Scan the lines below and report each one containing "activity" by copying it.

### [DATASET ENTRIES]
----------------

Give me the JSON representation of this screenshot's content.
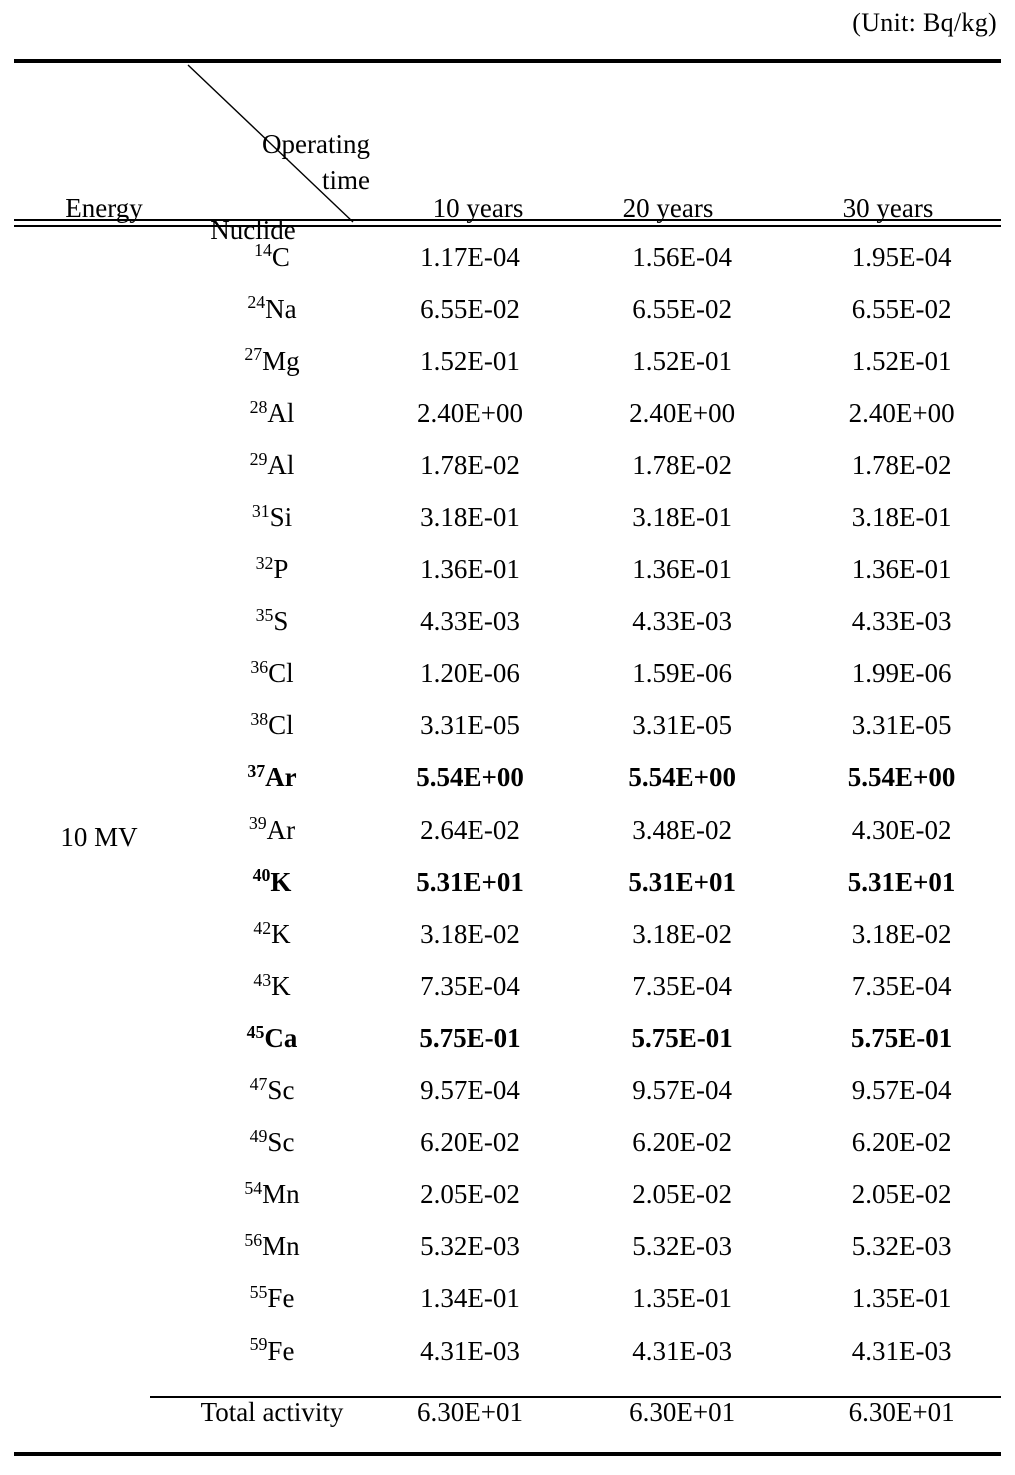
{
  "caption": {
    "unit": "(Unit:  Bq/kg)"
  },
  "header": {
    "energy_label": "Energy",
    "operating_line1": "Operating",
    "operating_line2": "time",
    "nuclide_label": "Nuclide",
    "columns": [
      "10  years",
      "20  years",
      "30  years"
    ]
  },
  "body": {
    "energy_value": "10  MV",
    "total_label": "Total  activity",
    "totals": [
      "6.30E+01",
      "6.30E+01",
      "6.30E+01"
    ]
  },
  "chart_data": {
    "type": "table",
    "title": "Activation nuclide specific activity by operating time",
    "unit": "Bq/kg",
    "row_group_label": "10  MV",
    "columns": [
      "Nuclide",
      "10  years",
      "20  years",
      "30  years"
    ],
    "rows": [
      {
        "mass": "14",
        "element": "C",
        "bold": false,
        "values": [
          "1.17E-04",
          "1.56E-04",
          "1.95E-04"
        ]
      },
      {
        "mass": "24",
        "element": "Na",
        "bold": false,
        "values": [
          "6.55E-02",
          "6.55E-02",
          "6.55E-02"
        ]
      },
      {
        "mass": "27",
        "element": "Mg",
        "bold": false,
        "values": [
          "1.52E-01",
          "1.52E-01",
          "1.52E-01"
        ]
      },
      {
        "mass": "28",
        "element": "Al",
        "bold": false,
        "values": [
          "2.40E+00",
          "2.40E+00",
          "2.40E+00"
        ]
      },
      {
        "mass": "29",
        "element": "Al",
        "bold": false,
        "values": [
          "1.78E-02",
          "1.78E-02",
          "1.78E-02"
        ]
      },
      {
        "mass": "31",
        "element": "Si",
        "bold": false,
        "values": [
          "3.18E-01",
          "3.18E-01",
          "3.18E-01"
        ]
      },
      {
        "mass": "32",
        "element": "P",
        "bold": false,
        "values": [
          "1.36E-01",
          "1.36E-01",
          "1.36E-01"
        ]
      },
      {
        "mass": "35",
        "element": "S",
        "bold": false,
        "values": [
          "4.33E-03",
          "4.33E-03",
          "4.33E-03"
        ]
      },
      {
        "mass": "36",
        "element": "Cl",
        "bold": false,
        "values": [
          "1.20E-06",
          "1.59E-06",
          "1.99E-06"
        ]
      },
      {
        "mass": "38",
        "element": "Cl",
        "bold": false,
        "values": [
          "3.31E-05",
          "3.31E-05",
          "3.31E-05"
        ]
      },
      {
        "mass": "37",
        "element": "Ar",
        "bold": true,
        "values": [
          "5.54E+00",
          "5.54E+00",
          "5.54E+00"
        ]
      },
      {
        "mass": "39",
        "element": "Ar",
        "bold": false,
        "values": [
          "2.64E-02",
          "3.48E-02",
          "4.30E-02"
        ]
      },
      {
        "mass": "40",
        "element": "K",
        "bold": true,
        "values": [
          "5.31E+01",
          "5.31E+01",
          "5.31E+01"
        ]
      },
      {
        "mass": "42",
        "element": "K",
        "bold": false,
        "values": [
          "3.18E-02",
          "3.18E-02",
          "3.18E-02"
        ]
      },
      {
        "mass": "43",
        "element": "K",
        "bold": false,
        "values": [
          "7.35E-04",
          "7.35E-04",
          "7.35E-04"
        ]
      },
      {
        "mass": "45",
        "element": "Ca",
        "bold": true,
        "values": [
          "5.75E-01",
          "5.75E-01",
          "5.75E-01"
        ]
      },
      {
        "mass": "47",
        "element": "Sc",
        "bold": false,
        "values": [
          "9.57E-04",
          "9.57E-04",
          "9.57E-04"
        ]
      },
      {
        "mass": "49",
        "element": "Sc",
        "bold": false,
        "values": [
          "6.20E-02",
          "6.20E-02",
          "6.20E-02"
        ]
      },
      {
        "mass": "54",
        "element": "Mn",
        "bold": false,
        "values": [
          "2.05E-02",
          "2.05E-02",
          "2.05E-02"
        ]
      },
      {
        "mass": "56",
        "element": "Mn",
        "bold": false,
        "values": [
          "5.32E-03",
          "5.32E-03",
          "5.32E-03"
        ]
      },
      {
        "mass": "55",
        "element": "Fe",
        "bold": false,
        "values": [
          "1.34E-01",
          "1.35E-01",
          "1.35E-01"
        ]
      },
      {
        "mass": "59",
        "element": "Fe",
        "bold": false,
        "values": [
          "4.31E-03",
          "4.31E-03",
          "4.31E-03"
        ]
      }
    ],
    "total_row": {
      "label": "Total  activity",
      "values": [
        "6.30E+01",
        "6.30E+01",
        "6.30E+01"
      ]
    }
  }
}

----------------

### [FINISHED TASK]
    "total_label": "Total  activity",
    "title": "Activation nuclide specific activity by operating time",
      "label": "Total  activity",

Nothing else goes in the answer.